And of course funding is a core area of debate in the humanitarian sphere: a new brief summarizes findings from multi-year research by Saez et al on Rethinking Humanitarian Reform at CGD. Main recommendations? Adopting a people-driven response, using area-based models of frontline coordination, resource the humanitarian system as a public good provider, and adapting the sector’s governance.

But how to map financial service providers for cash transfers in humanitarian crises? Bersten and Chamaa share their tips from a mapping exercise in Yemen. And are there new metrics on how to assess mobile money prevalence? A new index by GSMA does exactly that by ranking 98 countries (h/t Mohamed Almenfi).

Since we are approaching the end of the edition, it’s time for reflections: Barca has a blog distilling implications of social protection covid-19 responses for future crises; Veras Soares et al lay out their take-aways in a one-pager; and a 4-minute SPACE animation showcases countries social protection responses to the pandemic.

Final roundup: in Japan, Fukai et al estimate that the employment rate of married women with children decreased by 4 percentage points, while that of those without kids decreased by only 1 pp; a terrific set of papers will be discussed at the NBER/BREAD Fall Development Economics conference (October 22), while 32 handy findings from the Global Education RISE Conference 2021 are already laid out by Evans.


Ugo Gentilini is from the World Bank’s Social Protection & Jobs global practice. The Social Protection Links newsletter, issued every Friday, distills and discusses a selection of curated resources on the topic, from academic articles to podcasts. The blog is republished on socialprotection.org each week, offering knowledge on social protection to helps you stay on top of it — succinctly, regularly and frequently.
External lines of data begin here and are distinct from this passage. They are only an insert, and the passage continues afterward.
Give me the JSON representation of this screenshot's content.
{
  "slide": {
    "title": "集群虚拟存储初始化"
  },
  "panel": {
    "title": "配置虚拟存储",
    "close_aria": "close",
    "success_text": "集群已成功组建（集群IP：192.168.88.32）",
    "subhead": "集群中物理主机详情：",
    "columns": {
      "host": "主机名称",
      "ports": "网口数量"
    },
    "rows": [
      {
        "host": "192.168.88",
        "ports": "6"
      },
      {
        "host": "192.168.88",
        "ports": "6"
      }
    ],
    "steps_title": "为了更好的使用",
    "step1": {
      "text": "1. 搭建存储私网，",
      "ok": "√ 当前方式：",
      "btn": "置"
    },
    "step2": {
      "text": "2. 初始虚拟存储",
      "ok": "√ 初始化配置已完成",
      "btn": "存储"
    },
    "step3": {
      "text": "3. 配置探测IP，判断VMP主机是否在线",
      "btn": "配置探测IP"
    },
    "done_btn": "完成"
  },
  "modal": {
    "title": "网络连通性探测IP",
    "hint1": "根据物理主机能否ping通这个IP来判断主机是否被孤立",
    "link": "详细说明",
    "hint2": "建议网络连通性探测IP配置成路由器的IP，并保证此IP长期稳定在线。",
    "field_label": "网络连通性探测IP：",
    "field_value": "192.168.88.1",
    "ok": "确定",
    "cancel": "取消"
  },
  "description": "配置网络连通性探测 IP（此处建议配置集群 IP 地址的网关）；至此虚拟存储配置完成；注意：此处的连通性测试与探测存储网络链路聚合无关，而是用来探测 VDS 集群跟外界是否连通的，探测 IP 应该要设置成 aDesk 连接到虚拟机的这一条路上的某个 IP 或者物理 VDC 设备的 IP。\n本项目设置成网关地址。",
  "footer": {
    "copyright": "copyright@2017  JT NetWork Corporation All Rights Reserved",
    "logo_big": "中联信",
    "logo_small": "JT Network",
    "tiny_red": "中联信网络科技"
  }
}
Previous editions can be found here. 

To sign up to the newsletter or share materials, you can contact Ugo by email ([email protected]), Twitter (@ugentilini) or LinkedIn. 

Social Protection Programmes: 
  • Social assistance
    • Social transfers
      • Cash transfers
        • Conditional cash transfers
Social Protection Building Blocks: 
  • Policy
    • Expenditure and financing
  • Programme implementation
    • Informations Systems (MIS, Social Registry, Integrated Registry)
Social Protection Approaches: 
  • Political economy
  • Universal Social Protection
Cross-Cutting Areas: 
  • Food and nutritional security
  • Labour market / employment
  • Humanitarian assistance
  • South Africa
  • Tanzania
  • Argentina
  • Bolivia
  • Brazil
  • Chile
  • Jamaica
  • Peru
  • Uruguay
  • India
  • Japan
  • Yemen
  • Russia
  • Latin America & Caribbean
The views presented here are the author's and not socialprotection.org's